Peter C. Agre, MD
Director, Johns Hopkins Malaria Research Institute
Molecular Microbiology and Immunology
School of Medicine (Primary)
Center & Institute Affiliation(s):
615 N. Wolfe Street
Baltimore , Maryland 21205
MD , Johns Hopkins School of Medicine , 1974
Aquaglyceroporins in malaria During the rapid growth of malarial parasites within red blood cells, glycerol is taken up by the parasites and incorporated into lipids for membrane biosynthesis. In order for the parasite to have access to glycerol, it must cross the red blood cell plasma membrane and the parasitic plasma membrane. We have shown that aquaglyceroporins are expressed in both membranes in mice. Aquaporin 9 (AQP9) is expressed in the red blood cell plasma membrane and Plasmodium berghei aquaglyceroporin (PbAQP) is expressed in the parasite plasma membrane. We have recently shown that PbAQP null malarial parasites grow more slowly in mice. As a result, mice infected with PbAQP null parasites survive longer than mice infected with wild type parasites. In addition, mice that are deficient in AQP9 survive longer during the initial portion of malarial infection compared to wild type mice. This suggests that aquaglyceroporins are important during malarial infection. Further studies will examine the role of aquaglyceroporins in other stages of the malarial parasite life cycle and their role in the human malarial parasite, Plasmodium falciparum.
Honors and Awards
2000 National Academy of Sciences 2003 Nobel Prize in Chemistry
- water channels

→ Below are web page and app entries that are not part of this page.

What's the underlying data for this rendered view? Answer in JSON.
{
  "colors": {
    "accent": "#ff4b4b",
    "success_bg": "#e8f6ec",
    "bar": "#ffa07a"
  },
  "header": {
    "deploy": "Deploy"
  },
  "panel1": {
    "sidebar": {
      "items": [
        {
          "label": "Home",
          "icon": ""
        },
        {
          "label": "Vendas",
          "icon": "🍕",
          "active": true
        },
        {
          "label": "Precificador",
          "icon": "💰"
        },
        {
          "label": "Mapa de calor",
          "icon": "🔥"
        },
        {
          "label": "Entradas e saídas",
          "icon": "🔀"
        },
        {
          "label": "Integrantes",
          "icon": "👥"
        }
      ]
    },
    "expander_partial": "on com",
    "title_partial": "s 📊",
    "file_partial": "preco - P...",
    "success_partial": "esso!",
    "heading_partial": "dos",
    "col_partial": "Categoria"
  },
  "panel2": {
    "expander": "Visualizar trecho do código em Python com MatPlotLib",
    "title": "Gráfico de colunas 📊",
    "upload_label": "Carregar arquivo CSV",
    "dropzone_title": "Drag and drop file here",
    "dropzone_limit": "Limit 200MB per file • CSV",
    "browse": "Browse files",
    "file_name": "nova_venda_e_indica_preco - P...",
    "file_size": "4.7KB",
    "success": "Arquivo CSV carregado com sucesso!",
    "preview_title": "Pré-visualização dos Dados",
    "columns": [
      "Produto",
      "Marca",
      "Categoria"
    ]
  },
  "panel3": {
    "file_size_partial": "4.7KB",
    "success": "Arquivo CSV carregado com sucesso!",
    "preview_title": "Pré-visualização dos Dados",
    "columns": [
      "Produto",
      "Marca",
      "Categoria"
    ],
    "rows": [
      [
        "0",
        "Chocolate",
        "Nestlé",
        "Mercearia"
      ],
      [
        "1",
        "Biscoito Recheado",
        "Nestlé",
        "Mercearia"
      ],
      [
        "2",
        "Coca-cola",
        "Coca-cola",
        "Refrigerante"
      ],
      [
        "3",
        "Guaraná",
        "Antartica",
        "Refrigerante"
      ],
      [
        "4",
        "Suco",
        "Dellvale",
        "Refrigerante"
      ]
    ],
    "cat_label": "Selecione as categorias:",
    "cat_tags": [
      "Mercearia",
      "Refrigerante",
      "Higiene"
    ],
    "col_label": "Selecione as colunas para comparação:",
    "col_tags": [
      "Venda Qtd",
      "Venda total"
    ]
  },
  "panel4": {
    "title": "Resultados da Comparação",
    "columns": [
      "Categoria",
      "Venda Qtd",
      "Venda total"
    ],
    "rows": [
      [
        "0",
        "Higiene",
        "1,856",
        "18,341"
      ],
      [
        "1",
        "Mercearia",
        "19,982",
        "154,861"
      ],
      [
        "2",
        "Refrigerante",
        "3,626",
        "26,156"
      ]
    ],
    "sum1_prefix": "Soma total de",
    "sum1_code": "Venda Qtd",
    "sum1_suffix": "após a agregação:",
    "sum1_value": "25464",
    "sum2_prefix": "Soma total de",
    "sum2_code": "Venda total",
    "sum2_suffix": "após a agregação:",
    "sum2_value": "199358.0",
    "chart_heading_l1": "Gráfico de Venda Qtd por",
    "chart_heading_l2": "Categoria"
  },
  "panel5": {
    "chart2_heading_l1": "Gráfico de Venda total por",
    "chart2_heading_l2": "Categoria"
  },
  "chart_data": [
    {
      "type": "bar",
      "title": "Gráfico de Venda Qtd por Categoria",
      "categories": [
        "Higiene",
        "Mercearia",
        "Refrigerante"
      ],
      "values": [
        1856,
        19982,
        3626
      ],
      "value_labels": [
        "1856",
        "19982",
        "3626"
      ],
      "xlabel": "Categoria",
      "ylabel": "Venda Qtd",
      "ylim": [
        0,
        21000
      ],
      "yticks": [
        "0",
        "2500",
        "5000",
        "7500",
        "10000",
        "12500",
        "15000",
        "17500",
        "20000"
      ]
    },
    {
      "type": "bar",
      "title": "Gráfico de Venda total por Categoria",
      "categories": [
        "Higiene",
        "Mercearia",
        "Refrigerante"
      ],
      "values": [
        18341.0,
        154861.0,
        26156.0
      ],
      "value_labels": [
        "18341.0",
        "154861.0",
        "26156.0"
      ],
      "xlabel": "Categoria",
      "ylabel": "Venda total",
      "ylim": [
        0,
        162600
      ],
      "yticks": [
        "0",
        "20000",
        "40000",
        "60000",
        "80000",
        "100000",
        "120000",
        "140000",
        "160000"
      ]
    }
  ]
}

Liu Y, Promeneur D, Rojek A, Kumar N, Frokiaer J, Nielsen S, King LS, Agre P, and Carbrey JM. 2007. Aquaglyceroporin AQP9: The major pathway for glycerol uptake by mouse erythrocytes with implications for malarial virulence. Proc Natl Acad Sci USA 104:12560-4.
Promeneur D, Liu Y, Maciel J, Agre, King LS, and Kumar N. 2007. Aquaglyceroporin PbAQP during intraerythrocytic development of the malaria parasite Plasmodium berghei. Proc Natl Acad Sci USA 104: 2211-16.
Rojek A, Skowronski MT, Fuchtbauer EM, Fuchtbauer AC, Fenton RA, Agre P, Frokiaer J, and Nielsen S. 2007. Defective glycerol metabolism in aquaporin 9 (AQP9) knockout mice. Proc Natl Acad Sci USA 104: 3609-14.
Huang CG, Lamitina T, Agre P, and Strange K. 2007. Functional analysis of the aquaporin gene family in C. elegans. Am J Physiol Cell Physiol 292: C1867-73.
Saparov SM, Liu K, Agre P, and Pohl. 2006. Fast and selective ammonia transport by aquaporin-8. J Biol Chem 282: 5296-5301.